(Friends: Most Saturdays for the duration of this year, I plan on sharing a message that relates to the character and nature of God, and our response thereunto. I hope you will find it helpful, and as always, thanks for allowing us to send the devotionals to you. Glen).
The Saturday Series - 21
"The Philosophical Pragmatist"
God has not always been human, even as Job long ago declared, "He is not a man, as I am" (Job 9:32). In the person of the Lord Jesus Christ, however, God now bears the image of both the Divine and the human.
"There is one God, and one mediator between God and men, the man Christ Jesus… Great is the mystery of godliness: God was manifest in the flesh" (I Timothy 2:5; 3:16).
The Father and the Holy Spirit forevermore retain their nature of singular Divinity. The Lord Jesus, conversely, now exists as the God who became man, and the man who remains God. Innumerable realities and truths proceed from this wonder, including the intensely practical nature of our Lord and His working in our lives. Through the Incarnation, He entered into life as we know it. He experienced the humanity and earthliness of this present world, to the degree that He lived more than 90% of His time here in such seeming ordinariness that when His ministry began, His own brothers did not know who He was (John 7:5). He appeared to be far more "the carpenter's son" than the Son of God (Matthew 13:55).
This wondrous Truth reveals God to be a philosophical pragmatist, as it were. Guided by His character, nature, and way, He does all things in accordance with His character, His truth, and His righteousness. However, everything He does bears immense functional significance. "The Lord is righteous in all His ways, and holy in all His works" (Psalm 145:17). The incarnation of the Lord Jesus most vividly portrayed this perfect amalgam of principle and practice. Our Savior lived every moment of His earthly existence in accordance with Heavenly reality. Rather than causing Him to float above the natural order, however, His feet traversed the dusty paths of the world to the extent He was "in all points tempted like as we are" (Hebrews 4:15). He never succumbed to temptation, but He faced the challenges according to the realities of His humanity (since in His deity, He could not be "tempted with evil" - James 1:13). Thus, He lived philosophically, or doctrinally, but He did so in the most practical terms.
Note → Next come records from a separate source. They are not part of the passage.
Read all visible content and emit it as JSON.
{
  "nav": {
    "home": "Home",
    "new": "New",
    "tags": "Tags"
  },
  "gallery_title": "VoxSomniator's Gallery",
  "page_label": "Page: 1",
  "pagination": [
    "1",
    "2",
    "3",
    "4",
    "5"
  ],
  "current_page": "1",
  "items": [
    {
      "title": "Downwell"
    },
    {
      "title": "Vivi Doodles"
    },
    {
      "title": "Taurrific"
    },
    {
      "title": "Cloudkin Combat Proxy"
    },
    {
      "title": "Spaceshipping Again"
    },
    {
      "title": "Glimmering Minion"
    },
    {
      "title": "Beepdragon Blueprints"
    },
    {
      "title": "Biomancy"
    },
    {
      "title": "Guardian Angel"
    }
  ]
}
"Occupy (attend to business) until I come" declared the master to his servants in the Lord's parable concerning the fulfillment of earthly responsibilities (Luke 19:13). Like our Lord, a true relationship with God and its spiritual mindedness never causes us to live with our head in the clouds, as it were. "Ye men of Galilee, why stand ye gazing up into heaven?" (Acts 1:11). We plant our feet solidly upon the earth, even as we heed the command to "set your affection on things above" (Colossians 3:2). All true Biblical doctrine accomplishes this dual effect. Our Heavenly Father has no interest in mere ivory tower philosophers whose brains live among the clouds, albeit even supposedly spiritual clouds, but whose feet do not touch earthly paths. The Lord rather illuminates our hearts and minds for the holy purpose of engaging our hands and feet to "work the works of God" (John 6:28). Indeed, any teaching that fails to lead us in both doctrine and practice does not meet the test of Biblical authenticity. Or, as the prophet beckoned, "Come ye and let us walk in the light of the Lord" (Isaiah 2:5).
Skeptics often suggest that Biblical truth offers mere escapism from reality. Nothing could be further from the truth. The Philosophical Pragmatist, namely, the living and true God, offers us escape into reality through the Christ who so graciously embraced our humanity and the path it required. Thereby we see great and glorious Light for the purpose of a great and glorious Life through the Lord Jesus. Doctrine fosters deeds. Deeds reflect and confirm doctrine. This is truth and reality as it exists in the God who became man, and the man who remains God.
"But the hour cometh, and now is, when the true worshippers shall worship the Father in spirit and in truth: for the Father seeketh such to worship Him. God is a Spirit: and they that worship Him must worship Him in spirit and in truth."
Weekly Memory Verse
Even a fool, when he holdeth his peace, is counted wise: and he that shutteth his lips is esteemed a man of understanding.